The collective consciousness is a funny animal. Take James Whale’s 1931 film version of Frankenstein, for instance. Most people know the story of Frankenstein through the film, not Mary Shelley’s novel. Over eight decades after its release the film has become one of the most universally recognized cultural and cinematic icons in history. Boris Karloff’s monster has even appeared on a U.S. postage stamp, for godsakes, and kids can identify him before they can identify their own cousins. Yet in spite of its stature, it seems people don’t know very much about the movie.
Ask someone, any random person on the street, to name the actor who played Frankenstein. After they say “Karloff” and you rephrase the question as “No, I mean who played Dr. Frankenstein?” more often than not they’ll just stare at you glassy-eyed. Only a precious few shut-ins will be able to come up with poor, doomed Colin Clive.
Ask someone else what Dr. Frankenstein’s full name is in the film, and you’re likely to get a collection of wrong answers. (It was Henry, not Victor. Just plain Henry Frankenstein. No “Baron,” no “von.”) And ask a third person to name Dr. Frankenstein’s hunchbacked assistant, and my guess is a huge percentage would offer up “Igor,” and they’d be wrong too. That dull-witted, easily spooked, brain-dropping, nasty little hunchbacked bastard was named Fritz.
In the grand scheme of things, none of these questions really matter. We all know what we’re talking about when we’re talking about Frankenstein. It is worth remembering with thankful hearts, however, that Fritz (a character who did not appear in the novel) was played with monster-tormenting relish by character actor Dwight Frye. Fritz could have easily been a throwaway background character, but Frye imbued him with an energy, a physicality, and a dark humor that made him perhaps the second most memorable character in the film.
Frye had only appeared in a small handful of films when Whale cast him for Frankenstein. He’d had an illustrious stage career in the ‘20s before moving to Hollywood, so it’s entirely possible that Whale—who also had a background in the theater—knew him through that world. There’s a much better chance, however, that Whale had been impressed by Frye’s wild-eyed, scene stealing performance as the bug-eating Renfield in Tod Browning’s Dracula, released about a year earlier. His Renfield created a model that would be copied for generations to come. He did the same with Fritz, who would become the archetype for the thousands of cinematic “mad scientist assistants” who followed.
It was Frye’s Renfield more than anything else that would lead to his being typecast throughout the ‘30s as (in his own words) “idiots, half-wits, and lunatics.”
Word got around Hollywood that if you were a producer or director looking to cast someone to play a nutjob, you wanted Dwight Frye.

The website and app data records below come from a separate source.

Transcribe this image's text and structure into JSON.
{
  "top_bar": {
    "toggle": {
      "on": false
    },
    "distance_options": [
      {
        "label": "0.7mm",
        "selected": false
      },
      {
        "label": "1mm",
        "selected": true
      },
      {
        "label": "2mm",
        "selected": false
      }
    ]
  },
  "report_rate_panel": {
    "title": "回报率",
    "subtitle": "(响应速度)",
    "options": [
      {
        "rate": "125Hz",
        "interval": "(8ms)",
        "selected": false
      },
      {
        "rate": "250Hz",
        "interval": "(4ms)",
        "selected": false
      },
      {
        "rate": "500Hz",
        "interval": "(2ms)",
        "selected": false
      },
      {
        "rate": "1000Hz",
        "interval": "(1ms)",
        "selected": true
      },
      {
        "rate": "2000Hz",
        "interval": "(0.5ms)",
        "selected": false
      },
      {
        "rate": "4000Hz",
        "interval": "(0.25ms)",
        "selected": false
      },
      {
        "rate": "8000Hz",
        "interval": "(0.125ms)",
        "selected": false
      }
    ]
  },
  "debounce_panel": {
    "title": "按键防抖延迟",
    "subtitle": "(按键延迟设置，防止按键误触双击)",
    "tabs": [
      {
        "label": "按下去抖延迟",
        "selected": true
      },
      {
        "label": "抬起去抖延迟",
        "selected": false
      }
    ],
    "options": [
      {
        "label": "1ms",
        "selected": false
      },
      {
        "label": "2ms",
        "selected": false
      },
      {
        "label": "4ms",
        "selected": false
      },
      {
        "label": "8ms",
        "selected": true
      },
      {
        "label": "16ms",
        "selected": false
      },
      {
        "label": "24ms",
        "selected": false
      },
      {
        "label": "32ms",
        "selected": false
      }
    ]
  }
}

He did not disappoint. Playing deeply disturbed characters in small, often uncredited roles in horror movies, war dramas, gangster pictures and comedies, it was impossible to ignore him. Whether he was playing “Villager,” “Second Mug,” or even “Desk Clerk,” he had a knack for tossing in a little something extra. He didn’t just play crazy people—he played crazy people who were at the same time a little creepy, and almost always funny.
In Whale’s 1935 sequel, Bride of Frankenstein, for instance, he only appears in a few brief scenes, only has a few lines, but they are integral to the plot. He doesn’t simply play Karl the body snatcher as a sleazy, money-grubbing ghoul like Burke and Hare, His Karl is a little…off. Moreover, Frye is clearly doing a Boris Karloff impression, lisp and all, in a move I always found hilarious.

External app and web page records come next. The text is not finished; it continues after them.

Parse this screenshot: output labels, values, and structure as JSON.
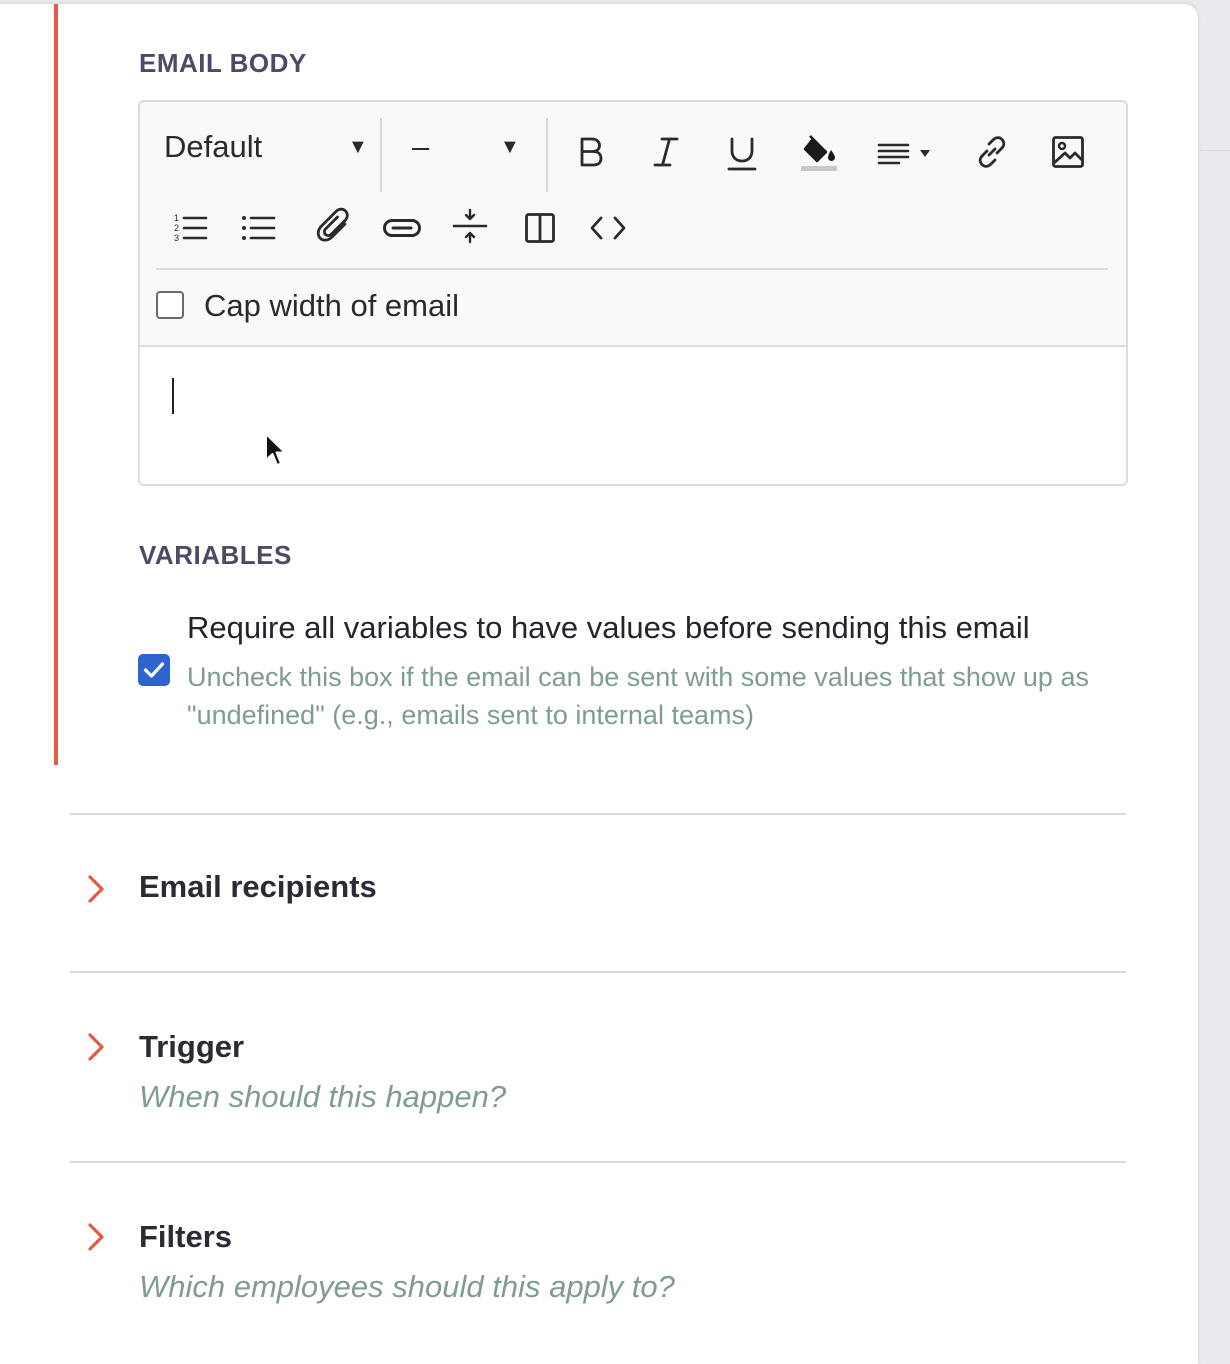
{
  "email_body": {
    "section_label": "EMAIL BODY",
    "toolbar": {
      "style_select_value": "Default",
      "size_select_value": "–",
      "buttons": [
        {
          "name": "bold-icon"
        },
        {
          "name": "italic-icon"
        },
        {
          "name": "underline-icon"
        },
        {
          "name": "fill-color-icon"
        },
        {
          "name": "align-icon"
        },
        {
          "name": "link-icon"
        },
        {
          "name": "image-icon"
        },
        {
          "name": "ordered-list-icon"
        },
        {
          "name": "bullet-list-icon"
        },
        {
          "name": "attachment-icon"
        },
        {
          "name": "button-icon"
        },
        {
          "name": "divider-icon"
        },
        {
          "name": "columns-icon"
        },
        {
          "name": "code-icon"
        }
      ]
    },
    "cap_width_checkbox": {
      "label": "Cap width of email",
      "checked": false
    },
    "content": ""
  },
  "variables": {
    "section_label": "VARIABLES",
    "require_checkbox": {
      "checked": true,
      "label": "Require all variables to have values before sending this email",
      "help": "Uncheck this box if the email can be sent with some values that show up as \"undefined\" (e.g., emails sent to internal teams)"
    }
  },
  "accordions": [
    {
      "title": "Email recipients",
      "subtitle": ""
    },
    {
      "title": "Trigger",
      "subtitle": "When should this happen?"
    },
    {
      "title": "Filters",
      "subtitle": "Which employees should this apply to?"
    }
  ],
  "colors": {
    "accent": "#e35a44",
    "checkbox_checked": "#2f63cf",
    "help_text": "#7f9c93",
    "section_label": "#4d4a68"
  }
}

Likewise, his sixth-billed turn as Herman, the dull-witted houseboy falsely accused of being a vampire in 1933’s The Vampire Bat utterly eclipses the likes of Lionel Atwill, Fay Wray, and Melvyn Douglas. After Herman leaves the picture (following an unfortunate run-in with some torch-bearing townsfolk), the whole enterprise becomes much less interesting.
Even in a brief, uncredited, and non-crazy role in Whale’s The Invisible Man, he’s impossible to miss. As a persistent reporter at a police press conference, Frye is just full of ideas regarding how to capture said invisible man, each more ridiculous than the next.

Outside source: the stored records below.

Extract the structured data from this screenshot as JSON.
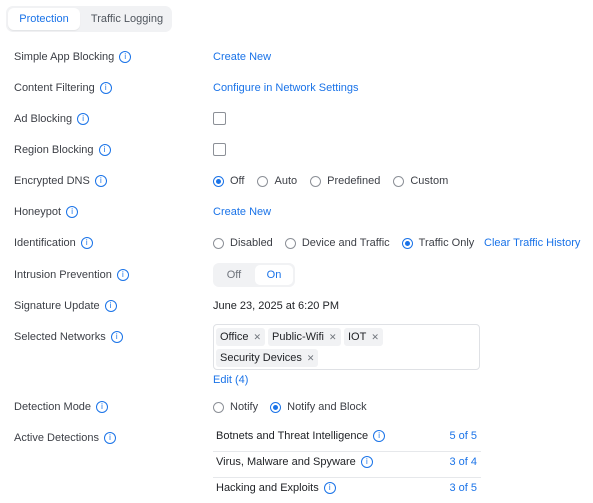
{
  "tabs": {
    "protection": "Protection",
    "traffic_logging": "Traffic Logging"
  },
  "rows": {
    "simple_app_blocking": {
      "label": "Simple App Blocking",
      "action": "Create New"
    },
    "content_filtering": {
      "label": "Content Filtering",
      "action": "Configure in Network Settings"
    },
    "ad_blocking": {
      "label": "Ad Blocking",
      "checked": false
    },
    "region_blocking": {
      "label": "Region Blocking",
      "checked": false
    },
    "encrypted_dns": {
      "label": "Encrypted DNS",
      "options": [
        "Off",
        "Auto",
        "Predefined",
        "Custom"
      ],
      "selected": "Off"
    },
    "honeypot": {
      "label": "Honeypot",
      "action": "Create New"
    },
    "identification": {
      "label": "Identification",
      "options": [
        "Disabled",
        "Device and Traffic",
        "Traffic Only"
      ],
      "selected": "Traffic Only",
      "action": "Clear Traffic History"
    },
    "intrusion_prevention": {
      "label": "Intrusion Prevention",
      "off": "Off",
      "on": "On",
      "value": "On"
    },
    "signature_update": {
      "label": "Signature Update",
      "value": "June 23, 2025 at 6:20 PM"
    },
    "selected_networks": {
      "label": "Selected Networks",
      "chips": [
        "Office",
        "Public-Wifi",
        "IOT",
        "Security Devices"
      ],
      "edit": "Edit (4)"
    },
    "detection_mode": {
      "label": "Detection Mode",
      "options": [
        "Notify",
        "Notify and Block"
      ],
      "selected": "Notify and Block"
    },
    "active_detections": {
      "label": "Active Detections",
      "items": [
        {
          "name": "Botnets and Threat Intelligence",
          "count": "5 of 5"
        },
        {
          "name": "Virus, Malware and Spyware",
          "count": "3 of 4"
        },
        {
          "name": "Hacking and Exploits",
          "count": "3 of 5"
        }
      ]
    }
  },
  "icons": {
    "info": "info-icon",
    "remove": "close-icon"
  },
  "colors": {
    "accent": "#1a73e8",
    "text": "#3c3f46",
    "tab_bg": "#f1f2f4",
    "border": "#dfe1e5"
  }
}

Not surprisingly, although he appeared in films of nearly every genre (including musicals), he found his real niche in horror. He appeared in numerous Universal horror films, including Edgar G. Ulmer’s The Black Cat and all but one of the Frankenstein sequels. To this day, when people think of “Igor,” a mad scientist’s hunchbacked assistant, they’re thinking of an image and a character created by Dwight Frye. And when Frye died in 1943 shortly after completing his last film, Dangerous Blondes, he could rest easy, knowing that throughout his very busy fifteen-year career, he never once played a character named Igor.